Walid Regragui’s team are the first Arab team to compete in the global showpiece’s last eight and are the fourth African side to make it this far in the competition’s history, matching Cameroon, Senegal and Ghana.

The Atlas Lions had not made it out of the group since 1986 but have now gone one better in Qatar, making it past the Round of 16 where many other African sides have failed, to reach the cusp of greatness.

The Indomitable Lions could not get past England in 1990, losing after 120 minutes in Naples. Bruno Metsu’s Lions of Teranga were beaten 1-0 by Turkey 12 years later and the Black Stars missed a last-gasp penalty against Uruguay before losing on penalties at Soccer City in 2010.

Upon closer inspection, a trend is recognised. Cameroon played 120 minutes in their Round of 16 meeting before their last eight — defeating Colombia 2-1 — as did Senegal, although Henri Camara’s 104th-minute strike versus Sweden was a Golden Goal, and Ghana eliminated the United States of America after extra time.

Morocco continued that last 16 drift in Tuesday’s win over Spain, even becoming the first of the four nations to make the last eight after a penalty shoot-out.

Africa’s previous three participants at this stage competed in their final fixtures, even going on to play extra time against England (1990), Turkey (2002) and Uruguay (2010), suggesting they had enough left in the tank after bruising last 16 clashes.

The stats suggest Regragui’s troops ought to give Portugal a game at the Al-Thumama Stadium, but could accumulated fatigue and injuries undermine their prospects of making a historic semi-final?

A look at Morocco’s XIs so far in the showpiece shows a disinclination to make alterations to the tried and tested. Regragui has made one outfield change to his line-up in four games, with Abdelhamid Sabiri replacing Selim Amallah in their final group fixture with Canada.

Throw in Yassine Bounou’s late withdrawal as goalkeeper against Belgium and the Atlas Lions have made changes to the personnel in their XI just twice. Organisation has hitherto been Regragui’s hallmark in Qatar but so also has stability.

But can an unchanged team get them past a Portugal side with far less mileage?

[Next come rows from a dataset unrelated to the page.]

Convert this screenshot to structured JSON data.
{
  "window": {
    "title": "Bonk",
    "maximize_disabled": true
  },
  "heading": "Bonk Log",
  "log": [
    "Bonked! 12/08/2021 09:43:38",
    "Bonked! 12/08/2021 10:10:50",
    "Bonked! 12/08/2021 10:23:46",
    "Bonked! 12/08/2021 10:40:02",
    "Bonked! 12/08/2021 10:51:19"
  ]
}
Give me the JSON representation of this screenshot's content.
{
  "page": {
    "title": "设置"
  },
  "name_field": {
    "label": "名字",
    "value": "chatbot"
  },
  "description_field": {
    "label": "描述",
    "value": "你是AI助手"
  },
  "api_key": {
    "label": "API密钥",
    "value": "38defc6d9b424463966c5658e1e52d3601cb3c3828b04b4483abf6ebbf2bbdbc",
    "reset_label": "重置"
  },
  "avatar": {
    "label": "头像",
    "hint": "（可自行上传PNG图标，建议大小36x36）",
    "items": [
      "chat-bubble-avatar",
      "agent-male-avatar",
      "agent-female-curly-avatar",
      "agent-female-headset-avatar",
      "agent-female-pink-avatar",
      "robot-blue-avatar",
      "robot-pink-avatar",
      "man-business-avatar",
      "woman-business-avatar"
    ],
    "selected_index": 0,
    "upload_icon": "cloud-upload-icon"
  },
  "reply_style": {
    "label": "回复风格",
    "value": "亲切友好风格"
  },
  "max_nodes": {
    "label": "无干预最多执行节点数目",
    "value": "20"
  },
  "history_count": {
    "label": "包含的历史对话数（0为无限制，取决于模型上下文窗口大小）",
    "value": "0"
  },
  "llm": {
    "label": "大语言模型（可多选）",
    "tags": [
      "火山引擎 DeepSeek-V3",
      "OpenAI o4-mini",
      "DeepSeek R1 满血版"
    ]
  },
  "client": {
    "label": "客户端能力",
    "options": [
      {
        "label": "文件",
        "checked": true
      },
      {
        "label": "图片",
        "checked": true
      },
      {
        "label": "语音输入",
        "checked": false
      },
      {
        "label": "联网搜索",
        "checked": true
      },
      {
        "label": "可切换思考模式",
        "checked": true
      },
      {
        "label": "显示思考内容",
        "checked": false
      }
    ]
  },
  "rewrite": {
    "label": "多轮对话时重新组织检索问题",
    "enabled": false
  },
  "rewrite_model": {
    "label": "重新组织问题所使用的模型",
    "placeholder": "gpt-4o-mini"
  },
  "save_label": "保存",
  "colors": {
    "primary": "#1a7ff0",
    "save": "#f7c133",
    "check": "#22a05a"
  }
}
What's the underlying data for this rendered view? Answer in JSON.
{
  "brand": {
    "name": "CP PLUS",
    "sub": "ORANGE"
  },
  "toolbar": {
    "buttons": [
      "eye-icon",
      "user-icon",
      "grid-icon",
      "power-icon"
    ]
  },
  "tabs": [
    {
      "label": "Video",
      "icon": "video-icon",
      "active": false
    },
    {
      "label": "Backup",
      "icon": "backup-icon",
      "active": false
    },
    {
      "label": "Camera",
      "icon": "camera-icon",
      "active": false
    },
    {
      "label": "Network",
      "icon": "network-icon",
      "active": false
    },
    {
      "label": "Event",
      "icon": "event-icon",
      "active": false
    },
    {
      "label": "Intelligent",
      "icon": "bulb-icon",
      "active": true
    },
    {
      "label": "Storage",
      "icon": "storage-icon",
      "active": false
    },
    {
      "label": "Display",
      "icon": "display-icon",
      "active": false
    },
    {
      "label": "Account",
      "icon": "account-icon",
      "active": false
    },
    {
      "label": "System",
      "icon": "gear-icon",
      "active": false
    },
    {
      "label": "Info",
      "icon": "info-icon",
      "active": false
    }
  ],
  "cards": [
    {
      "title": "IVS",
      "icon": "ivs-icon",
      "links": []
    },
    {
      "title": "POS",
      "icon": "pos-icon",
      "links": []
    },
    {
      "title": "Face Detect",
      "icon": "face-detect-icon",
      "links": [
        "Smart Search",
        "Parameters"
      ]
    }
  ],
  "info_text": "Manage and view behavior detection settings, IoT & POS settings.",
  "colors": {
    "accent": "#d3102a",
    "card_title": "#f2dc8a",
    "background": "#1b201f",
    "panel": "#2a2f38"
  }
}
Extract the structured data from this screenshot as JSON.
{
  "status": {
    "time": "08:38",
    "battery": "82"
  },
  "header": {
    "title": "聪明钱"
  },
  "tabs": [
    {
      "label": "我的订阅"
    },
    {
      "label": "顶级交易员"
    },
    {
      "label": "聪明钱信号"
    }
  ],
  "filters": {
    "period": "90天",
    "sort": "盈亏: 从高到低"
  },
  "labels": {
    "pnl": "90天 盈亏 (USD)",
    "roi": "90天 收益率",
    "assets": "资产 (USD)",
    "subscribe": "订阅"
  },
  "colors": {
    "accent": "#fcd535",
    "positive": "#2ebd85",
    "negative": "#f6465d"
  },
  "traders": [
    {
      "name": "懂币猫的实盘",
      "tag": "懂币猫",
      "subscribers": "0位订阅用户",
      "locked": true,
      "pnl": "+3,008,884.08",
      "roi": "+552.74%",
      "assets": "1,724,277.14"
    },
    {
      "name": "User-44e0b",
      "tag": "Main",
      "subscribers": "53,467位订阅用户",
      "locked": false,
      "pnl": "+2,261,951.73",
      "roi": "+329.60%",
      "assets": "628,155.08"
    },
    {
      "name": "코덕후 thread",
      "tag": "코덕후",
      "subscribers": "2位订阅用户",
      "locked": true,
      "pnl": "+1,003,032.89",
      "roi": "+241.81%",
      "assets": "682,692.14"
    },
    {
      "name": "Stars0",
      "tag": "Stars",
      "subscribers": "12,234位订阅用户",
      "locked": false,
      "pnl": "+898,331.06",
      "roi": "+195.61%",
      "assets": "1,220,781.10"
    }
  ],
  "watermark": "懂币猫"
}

Creaks began to appear against Spain, with Nayef Aguerd going off after 84 minutes and centre-back partner and captain Romain Saiss seemingly hamstrung. At full-back, Achraf Hakimi and Noussair Mazraoui have carried knocks in Qatar and have been withdrawn a few times.

In front of them is Sofyan Amrabat, who was doubtful to play in that stunning Spain result and took pain-killing injections to feature at Education City Stadium.

“I am very emotional. It was a question of whether I could play this game,” the midfielder revealed after the historic win over La Furia Roja. “Last night I stayed up until 3 am with the physio, an injection before the game too. I can't abandon the guys and my country.”

Indeed, it was doubly outstanding that the midfielder produced arguably his finest performance of the competition hours after fearing he would not feature.

Hakim Ziyech is the team’s talisman but he looked out on his feet after the hour mark at Education City. How he played on for another hour and converted a pressure penalty should be commended.

On the other side is Sofiane Boufal, who seldom plays 90 minutes. The Angers wide attacker has been substituted in minutes 65, 64 and 65 against Croatia, Canada and Spain, with 72 minutes against Belgium being the longest he has lasted in any game in this competition.

“They are tired and we have injuries, but we aren't going to complain,” Regragui revealed in Friday’s press conference.“You need everyone if you are going to go far. No matter who plays, we will give our best and not make excuses.”

This fearless Morocco have outperformed expectations to become Africa’s best World Cup side. Now they need one more big performance to stand alone as the continent’s finest side to ever play on this stage.